Heart of Darkness HTML version

"One evening as I was lying flat on the deck of my steamboat, I heard voices
approaching--and there were the nephew and the uncle strolling along the bank. I laid
my head on my arm again, and had nearly lost myself in a doze, when somebody said
in my ear, as it were: `I am as harmless as a little child, but I don't like to be dictated to.
Am I the manager--or am I not? I was ordered to send him there. It's incredible.' . . . I
became aware that the two were standing on the shore alongside the forepart of the
steamboat, just below my head. I did not move; it did not occur to me to move: I was
sleepy. `It IS unpleasant,' grunted the uncle. `He has asked the Administration to be
sent there,' said the other, `with the idea of showing what he could do; and I was
instructed accordingly. Look at the influence that man must have. Is it not frightful?'
They both agreed it was frightful, then made several bizarre remarks: `Make rain and
fine weather--one man--the Council--by the nose'-- bits of absurd sentences that got the
better of my drowsiness, so that I had pretty near the whole of my wits about me when
the uncle said, `The climate may do away with this difficulty for you. Is he alone there?'
`Yes,' answered the manager; `he sent his assistant down the river with a note to me in
these terms: "Clear this poor devil out of the country, and don't bother sending more of
that sort. I had rather be alone than have the kind of men you can dispose of with me." It
was more than a year ago. Can you imagine such impudence!' `Anything since then?'
asked the other, hoarsely. `Ivory,' jerked the nephew; `lots of it--prime sort--lots--most
annoying, from him.' `And with that?' questioned the heavy rumble. `Invoice,' was the
reply fired out, so to speak. Then silence. They had been talking about Kurtz.
"I was broad awake by this time, but, lying perfectly at ease, remained still, having no
inducement to change my position. `How did that ivory come all this way?' growled the
elder man, who seemed very vexed. The other explained that it had come with a fleet of
canoes in charge of an English half-caste clerk Kurtz had with him; that Kurtz had
apparently intended to return himself, the station being by that time bare of goods and
stores, but after coming three hundred miles, had suddenly decided to go back, which
he started to do alone in a small dug-out with four paddlers, leaving the half-caste to
continue down the river with the ivory. The two fellows there seemed astounded at

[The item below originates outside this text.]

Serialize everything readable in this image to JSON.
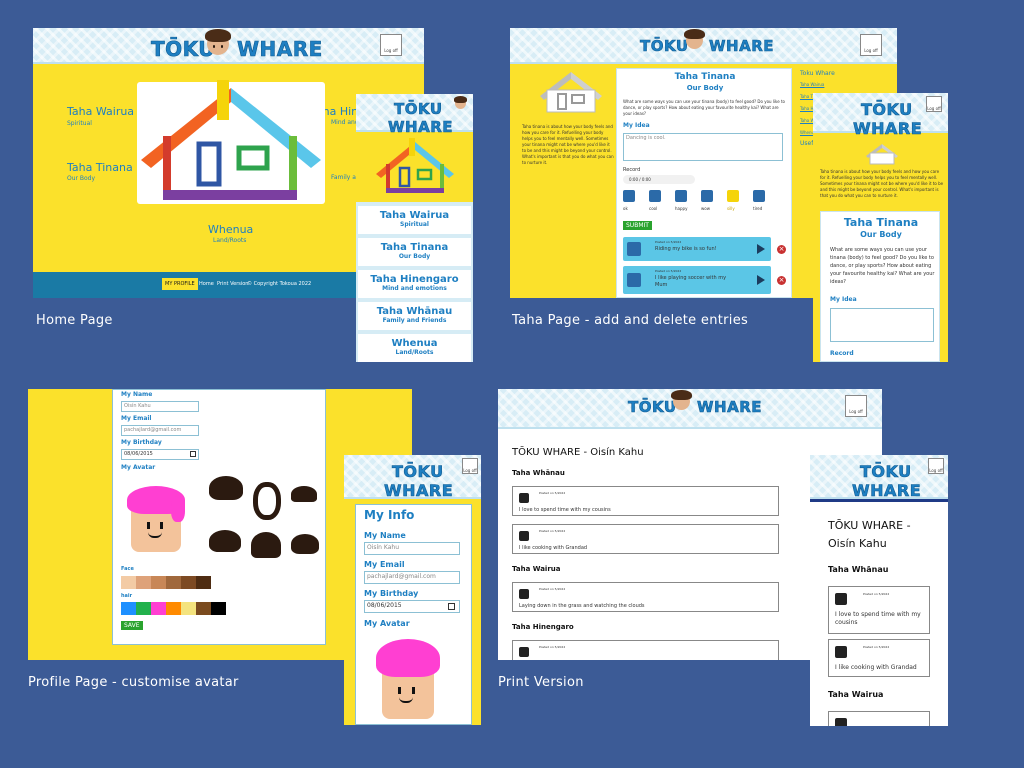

anybody attempting such a thing. They were at a loss for an adequate motive. As to me,
I seemed to see Kurtz for the first time. It was a distinct glimpse: the dug-out, four
paddling savages, and the lone white man turning his back suddenly on the
headquarters, on relief, on thoughts of home--perhaps; setting his face towards the
depths of the wilderness, towards his empty and desolate station. I did not know the
motive. Perhaps he was just simply a fine fellow who stuck to his work for its own sake.
His name, you understand, had not been pronounced once. He was `that man.' The
half-caste, who, as far as I could see, had conducted a difficult trip with great prudence
and pluck, was invariably alluded to as `that scoundrel.' The `scoundrel' had reported
that the `man' had been very ill--had recovered imperfectly. . . . The two below me
moved away then a few paces, and strolled back and forth at some little distance. I
heard: `Military post--doctor--two hundred miles--quite alone now-- unavoidable delays--
nine months--no news--strange rumors.' They approached again, just as the manager